As every web developer knows, there are three ways to apply CSS styles to a document. One can use a separate style sheet in connection with the <link> tag, one can embed style definition block(s) directly in the HTML document, or one can inline CSS using the style attribute with single HTML tags. These three approaches represent different (descending) levels of separation. The last method, inline CSS, is somewhat peculiar, because it appears to defeat the principle that CSS is founded upon, namely the separation of content of presentation. After all, writing something like <span style=”font-style: bold”>something</span> ist just another -more cumbersome- way of writing <b>something<b>.
Hence, the question arises: why use inline CSS at all? The naive understanding is that only external style sheets are “good” and that inline CSS and embedded CSS styles are “bad”. It may not be a bad idea to reflect on the criticism and ask the obvious counter question: why did the designers of CSS provide for the possibility of inline styles if it was evil to begin with? Are CSS inline styles the equivalent of the infamous “goto” command?
The truth is that, despite the overarching goal of high level of abstraction and presentation separation, there are some legitimate uses for inline styles. To be precise, there are two such cases. First, inline CSS is appropriate when the default styling, as specified by one or more style sheets, needs to be overridden in specific instances. Second, inline CSS is appropriate for micro-styling issues that relate to specific HTML structure of a document. The first use case is easy to understand. For example, you have all your links defined to be blue and non-underlined using the appropriate definitions in a style sheet. There is one point, however, where you want the link to be green rather than blue. Use an inline style in this case.
The other case requires some explanation, and to be frank, some experience in web design as well. What I have called micro-styling issues are layout issues related to the specific sequence of HTML, text, and images in a given document. These are instance-specific issues that don’t repeat. The vast majority -probably over 90%- of these issues concern spacing and text flow. A typical example would be to adjust the vertical and horizontal spacing between adjacent elements using the float, margin, and padding styles. A somewhat less typical example would be setting the width of columns or text paragraphs in specific instances, or make the corners of an outlined box rounded using CSS 3 styles.

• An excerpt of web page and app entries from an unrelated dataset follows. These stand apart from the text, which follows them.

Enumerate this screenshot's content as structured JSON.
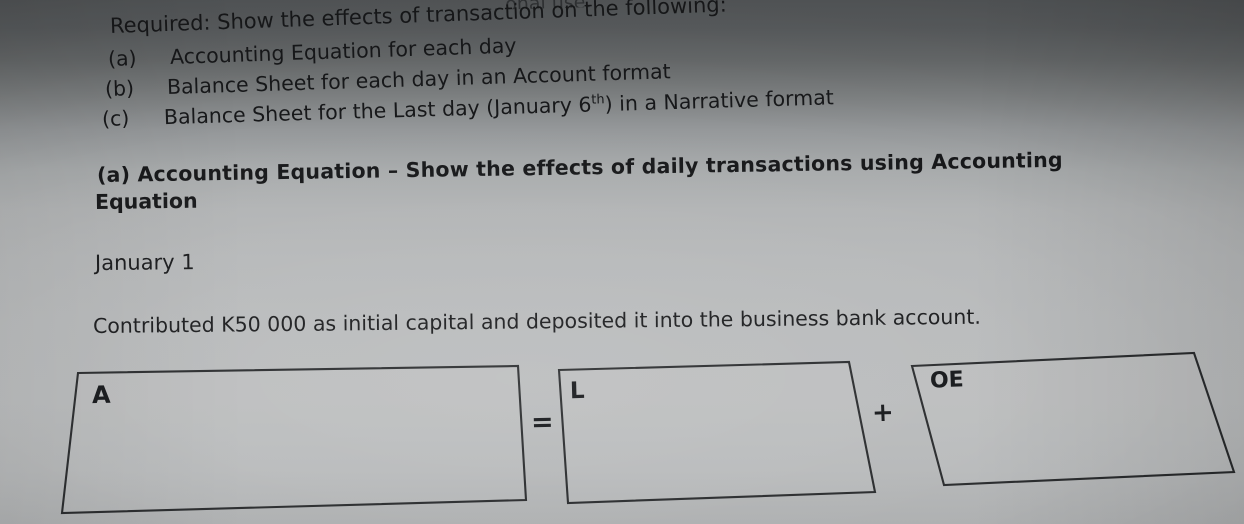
{
  "document": {
    "type": "photographed-worksheet",
    "cut_off_top_line": "...onal use.",
    "required_heading": "Required: Show the effects of transaction on the following:",
    "required_items": [
      {
        "label": "(a)",
        "text": "Accounting Equation for each day"
      },
      {
        "label": "(b)",
        "text": "Balance Sheet for each day in an Account format"
      },
      {
        "label": "(c)",
        "text": "Balance Sheet for the Last day (January 6",
        "sup": "th",
        "text_after": ") in a Narrative format"
      }
    ],
    "section_heading_line1": "(a)    Accounting  Equation  –  Show  the  effects  of  daily  transactions  using  Accounting",
    "section_heading_line2": "Equation",
    "date_heading": "January 1",
    "transaction_text": "Contributed K50 000 as initial capital and deposited it into the business bank account.",
    "equation": {
      "boxes": [
        {
          "name": "assets-box",
          "label": "A"
        },
        {
          "name": "liabilities-box",
          "label": "L"
        },
        {
          "name": "owners-equity-box",
          "label": "OE"
        }
      ],
      "operators": [
        {
          "name": "equals-operator",
          "symbol": "="
        },
        {
          "name": "plus-operator",
          "symbol": "+"
        }
      ]
    },
    "colors": {
      "paper_light": "#b8babb",
      "shadow_dark": "#55585a",
      "ink": "#17181a",
      "box_stroke": "#26282a"
    }
  }
}
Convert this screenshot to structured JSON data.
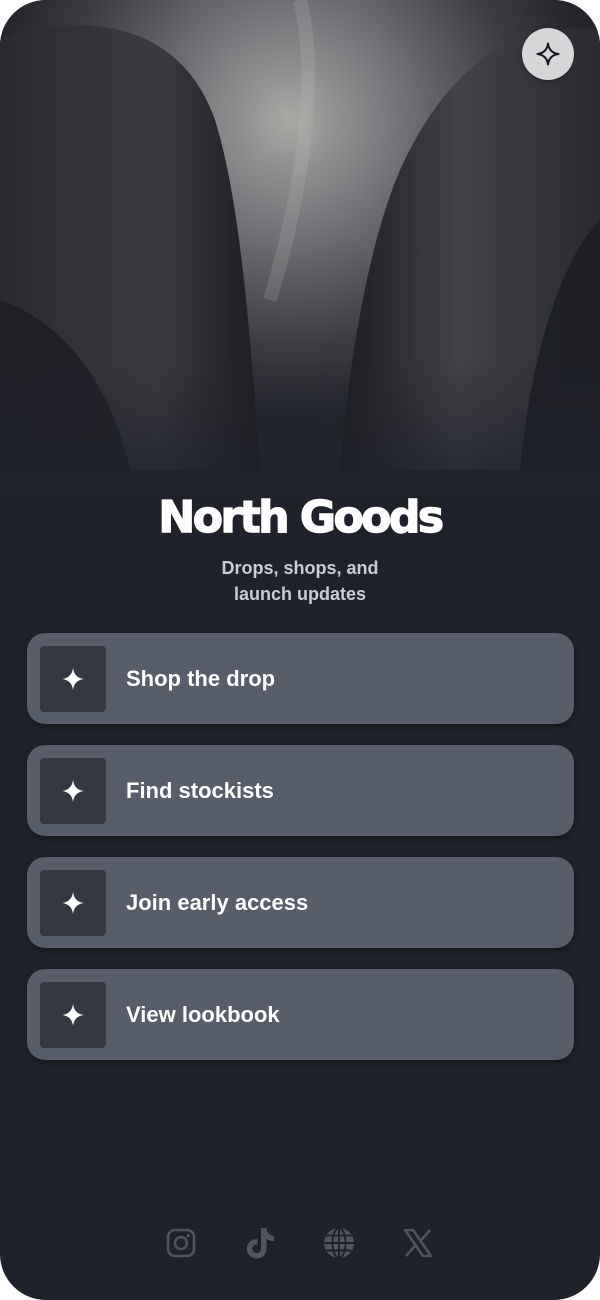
{
  "profile": {
    "title": "North Goods",
    "subtitle_line1": "Drops, shops, and",
    "subtitle_line2": "launch updates"
  },
  "header": {
    "share_icon": "sparkle-icon"
  },
  "links": [
    {
      "label": "Shop the drop",
      "icon": "sparkle-icon"
    },
    {
      "label": "Find stockists",
      "icon": "sparkle-icon"
    },
    {
      "label": "Join early access",
      "icon": "sparkle-icon"
    },
    {
      "label": "View lookbook",
      "icon": "sparkle-icon"
    }
  ],
  "socials": [
    "instagram-icon",
    "tiktok-icon",
    "globe-icon",
    "x-icon"
  ],
  "colors": {
    "background": "#1f222a",
    "button": "#575e69",
    "thumb": "#343941",
    "text": "#ffffff",
    "subtitle": "#c9ccd3",
    "social_icon": "#4e5560",
    "share_button": "#d6d6d8"
  }
}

In summary, inline CSS is appropriate wherever styling is specific to the document. This could be the case if default styles must be overridden or if custom layouts require micro-styling. However, if you find yourself repeating the same style tags in many different places, there is something going wrong. As soon as a you see a pattern emerge, refactor! Withstand the copy-paste coding temptation. It is easy to generate code that way, but very hard to maintain. Create classes or appropriate selectors instead and move the definitions to an external style sheet.

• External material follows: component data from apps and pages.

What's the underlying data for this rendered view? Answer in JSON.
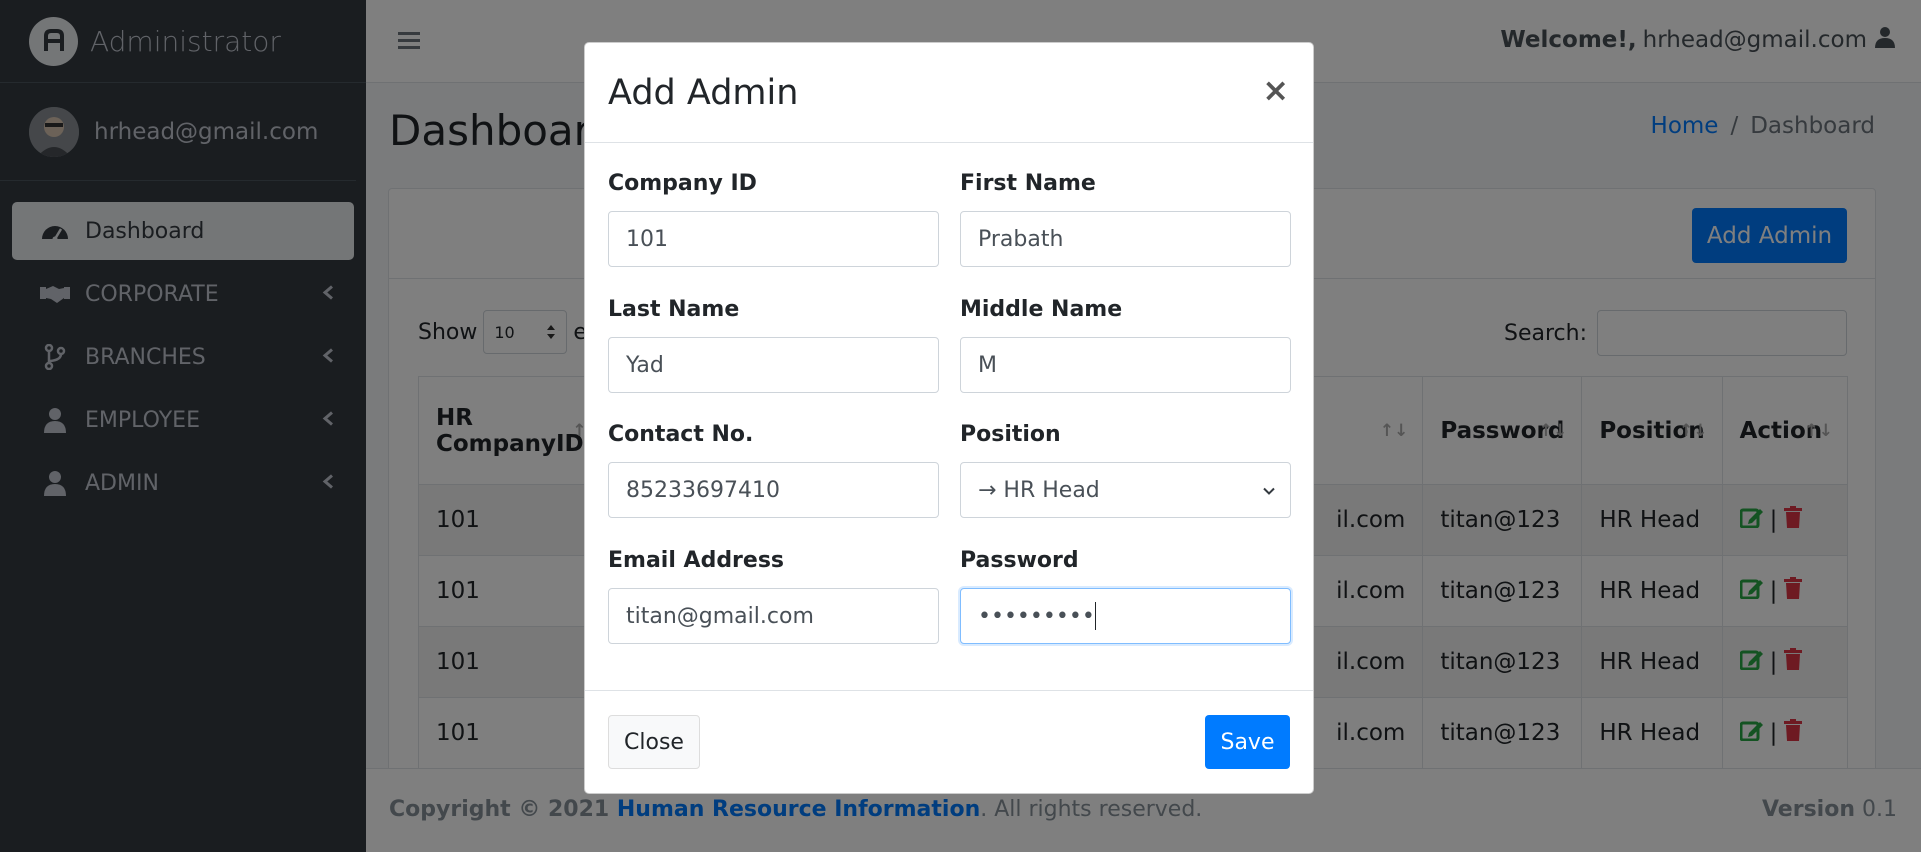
{
  "sidebar": {
    "brand": "Administrator",
    "user": "hrhead@gmail.com",
    "items": [
      {
        "label": "Dashboard",
        "icon": "tachometer-icon",
        "active": true
      },
      {
        "label": "CORPORATE",
        "icon": "handshake-icon"
      },
      {
        "label": "BRANCHES",
        "icon": "code-branch-icon"
      },
      {
        "label": "EMPLOYEE",
        "icon": "user-icon"
      },
      {
        "label": "ADMIN",
        "icon": "user-icon"
      }
    ]
  },
  "navbar": {
    "welcome_bold": "Welcome!,",
    "welcome_email": "hrhead@gmail.com"
  },
  "page": {
    "title": "Dashboard",
    "breadcrumb_home": "Home",
    "breadcrumb_sep": "/",
    "breadcrumb_current": "Dashboard"
  },
  "card": {
    "add_admin_label": "Add Admin",
    "show_label": "Show",
    "show_value": "10",
    "entries_partial": "e",
    "search_label": "Search:"
  },
  "table": {
    "headers": {
      "company_line1": "HR",
      "company_line2": "CompanyID",
      "password": "Password",
      "position": "Position",
      "action": "Action"
    },
    "rows": [
      {
        "company": "101",
        "email_partial": "il.com",
        "password": "titan@123",
        "position": "HR Head"
      },
      {
        "company": "101",
        "email_partial": "il.com",
        "password": "titan@123",
        "position": "HR Head"
      },
      {
        "company": "101",
        "email_partial": "il.com",
        "password": "titan@123",
        "position": "HR Head"
      },
      {
        "company": "101",
        "email_partial": "il.com",
        "password": "titan@123",
        "position": "HR Head"
      }
    ]
  },
  "footer": {
    "copyright": "Copyright © 2021 ",
    "brand": "Human Resource Information",
    "rights": ". All rights reserved.",
    "version_label": "Version",
    "version_value": "0.1"
  },
  "modal": {
    "title": "Add Admin",
    "close_x": "×",
    "fields": {
      "company_id": {
        "label": "Company ID",
        "value": "101"
      },
      "first_name": {
        "label": "First Name",
        "value": "Prabath"
      },
      "last_name": {
        "label": "Last Name",
        "value": "Yad"
      },
      "middle_name": {
        "label": "Middle Name",
        "value": "M"
      },
      "contact": {
        "label": "Contact No.",
        "value": "85233697410"
      },
      "position": {
        "label": "Position",
        "value": "→ HR Head"
      },
      "email": {
        "label": "Email Address",
        "value": "titan@gmail.com"
      },
      "password": {
        "label": "Password",
        "value": "•••••••••"
      }
    },
    "close_button": "Close",
    "save_button": "Save"
  },
  "colors": {
    "primary": "#007bff",
    "sidebar_bg": "#343a40",
    "edit_icon": "#28a745",
    "delete_icon": "#dc3545"
  }
}
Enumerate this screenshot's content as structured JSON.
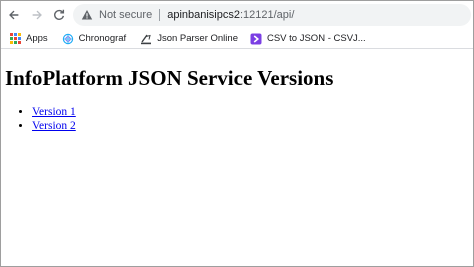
{
  "browser": {
    "security_text": "Not secure",
    "url_host": "apinbanisipcs2",
    "url_rest": ":12121/api/"
  },
  "bookmarks": [
    {
      "label": "Apps",
      "icon": "apps-grid-icon"
    },
    {
      "label": "Chronograf",
      "icon": "chronograf-icon"
    },
    {
      "label": "Json Parser Online",
      "icon": "json-parser-icon"
    },
    {
      "label": "CSV to JSON - CSVJ...",
      "icon": "csv-to-json-icon"
    }
  ],
  "page": {
    "heading": "InfoPlatform JSON Service Versions",
    "links": [
      {
        "label": "Version 1"
      },
      {
        "label": "Version 2"
      }
    ]
  },
  "colors": {
    "link": "#0000ee",
    "omnibox_bg": "#f1f3f4",
    "csv_icon": "#7b3fe4"
  }
}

Let’s look at a typical border case. Say, we use tables to contain form elements in our web application in order to arrange form controls and labels into columns and rows. Typical micro-styling issues, such as managing white space between specific columns can be solved with inline CSS. If we find that certain spacing definitions repeat, for example if we want all form rows to have a five pixel bottom padding, then this situation would call for a CSS style sheet definition.
The quintessence is: the DRY principle also applies to CSS. While the overall goals of CSS are separation of content and presentation, abstraction, and ease of maintenance, and while the use of inline CSS generally counters these goals, inline CSS is appropriate for the mentioned purposes. It takes a bit of experience to know when it’s OK to break the rules and when it is not.